Records from a data source:
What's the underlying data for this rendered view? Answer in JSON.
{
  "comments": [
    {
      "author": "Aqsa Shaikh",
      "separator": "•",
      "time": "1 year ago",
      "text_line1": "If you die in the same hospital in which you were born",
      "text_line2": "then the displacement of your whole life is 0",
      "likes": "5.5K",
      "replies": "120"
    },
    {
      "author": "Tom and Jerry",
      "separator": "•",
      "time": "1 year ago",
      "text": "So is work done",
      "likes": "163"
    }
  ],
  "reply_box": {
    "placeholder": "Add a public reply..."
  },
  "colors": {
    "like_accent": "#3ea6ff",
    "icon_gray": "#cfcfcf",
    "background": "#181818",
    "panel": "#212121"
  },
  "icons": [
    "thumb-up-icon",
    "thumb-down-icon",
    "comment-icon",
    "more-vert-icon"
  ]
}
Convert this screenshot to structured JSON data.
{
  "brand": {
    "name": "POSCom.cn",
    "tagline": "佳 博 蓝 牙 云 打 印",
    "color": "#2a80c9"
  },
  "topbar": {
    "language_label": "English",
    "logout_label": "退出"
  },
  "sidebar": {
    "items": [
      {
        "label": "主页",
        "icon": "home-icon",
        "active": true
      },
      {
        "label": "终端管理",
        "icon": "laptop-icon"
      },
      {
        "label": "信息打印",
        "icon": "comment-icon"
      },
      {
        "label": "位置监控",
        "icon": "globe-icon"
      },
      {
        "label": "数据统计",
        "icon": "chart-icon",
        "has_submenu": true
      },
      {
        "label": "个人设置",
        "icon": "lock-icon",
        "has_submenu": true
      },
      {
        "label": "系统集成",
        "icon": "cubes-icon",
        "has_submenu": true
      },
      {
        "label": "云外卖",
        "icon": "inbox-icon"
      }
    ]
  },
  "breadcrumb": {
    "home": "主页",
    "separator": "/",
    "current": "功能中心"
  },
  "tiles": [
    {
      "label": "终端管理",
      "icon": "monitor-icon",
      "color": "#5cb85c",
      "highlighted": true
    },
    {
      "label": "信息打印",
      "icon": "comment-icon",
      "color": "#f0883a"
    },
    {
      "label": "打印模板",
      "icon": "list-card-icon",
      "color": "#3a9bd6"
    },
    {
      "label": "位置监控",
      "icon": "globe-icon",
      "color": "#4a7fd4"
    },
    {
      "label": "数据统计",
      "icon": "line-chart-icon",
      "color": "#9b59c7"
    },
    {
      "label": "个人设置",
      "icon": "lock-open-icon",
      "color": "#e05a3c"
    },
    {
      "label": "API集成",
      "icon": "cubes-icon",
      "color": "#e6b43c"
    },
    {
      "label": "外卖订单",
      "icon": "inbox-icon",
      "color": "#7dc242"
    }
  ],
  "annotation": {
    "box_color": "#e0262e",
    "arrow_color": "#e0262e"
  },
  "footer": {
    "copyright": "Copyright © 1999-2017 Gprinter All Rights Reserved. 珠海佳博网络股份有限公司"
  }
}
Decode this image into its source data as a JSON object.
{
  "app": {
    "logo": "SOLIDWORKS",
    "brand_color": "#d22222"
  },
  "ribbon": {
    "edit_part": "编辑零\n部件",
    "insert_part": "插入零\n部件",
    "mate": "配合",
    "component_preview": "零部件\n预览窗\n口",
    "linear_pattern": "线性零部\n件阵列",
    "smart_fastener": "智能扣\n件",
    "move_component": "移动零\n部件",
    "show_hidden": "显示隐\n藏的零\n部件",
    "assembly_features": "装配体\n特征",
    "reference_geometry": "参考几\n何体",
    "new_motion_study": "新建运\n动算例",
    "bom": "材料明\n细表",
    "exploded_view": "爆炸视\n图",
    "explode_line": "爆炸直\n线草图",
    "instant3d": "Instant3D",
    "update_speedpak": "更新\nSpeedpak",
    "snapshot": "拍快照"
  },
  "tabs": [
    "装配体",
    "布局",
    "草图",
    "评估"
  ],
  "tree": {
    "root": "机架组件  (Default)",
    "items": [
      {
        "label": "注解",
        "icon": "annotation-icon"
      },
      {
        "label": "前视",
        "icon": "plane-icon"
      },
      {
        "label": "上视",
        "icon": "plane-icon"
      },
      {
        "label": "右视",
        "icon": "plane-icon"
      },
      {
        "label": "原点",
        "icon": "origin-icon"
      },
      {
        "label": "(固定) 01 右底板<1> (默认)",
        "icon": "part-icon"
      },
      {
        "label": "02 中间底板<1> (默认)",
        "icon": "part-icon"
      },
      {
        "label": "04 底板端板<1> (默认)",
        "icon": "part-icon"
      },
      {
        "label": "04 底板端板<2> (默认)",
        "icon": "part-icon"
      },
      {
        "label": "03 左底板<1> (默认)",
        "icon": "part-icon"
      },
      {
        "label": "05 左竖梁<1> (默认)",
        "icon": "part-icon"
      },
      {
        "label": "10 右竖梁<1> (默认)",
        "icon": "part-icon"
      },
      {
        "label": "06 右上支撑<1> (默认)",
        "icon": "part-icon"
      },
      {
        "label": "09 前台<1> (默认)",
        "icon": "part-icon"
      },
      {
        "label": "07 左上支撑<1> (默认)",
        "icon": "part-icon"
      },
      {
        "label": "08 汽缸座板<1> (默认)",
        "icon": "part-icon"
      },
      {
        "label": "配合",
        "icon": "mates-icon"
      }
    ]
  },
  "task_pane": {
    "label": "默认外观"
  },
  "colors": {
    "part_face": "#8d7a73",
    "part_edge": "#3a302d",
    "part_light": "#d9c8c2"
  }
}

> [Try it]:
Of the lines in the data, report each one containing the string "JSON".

> [Task output]:
What's the underlying data for this rendered view? Answer in JSON.
Convert this screenshot to structured JSON data.
Decode this image into its source data as a JSON object.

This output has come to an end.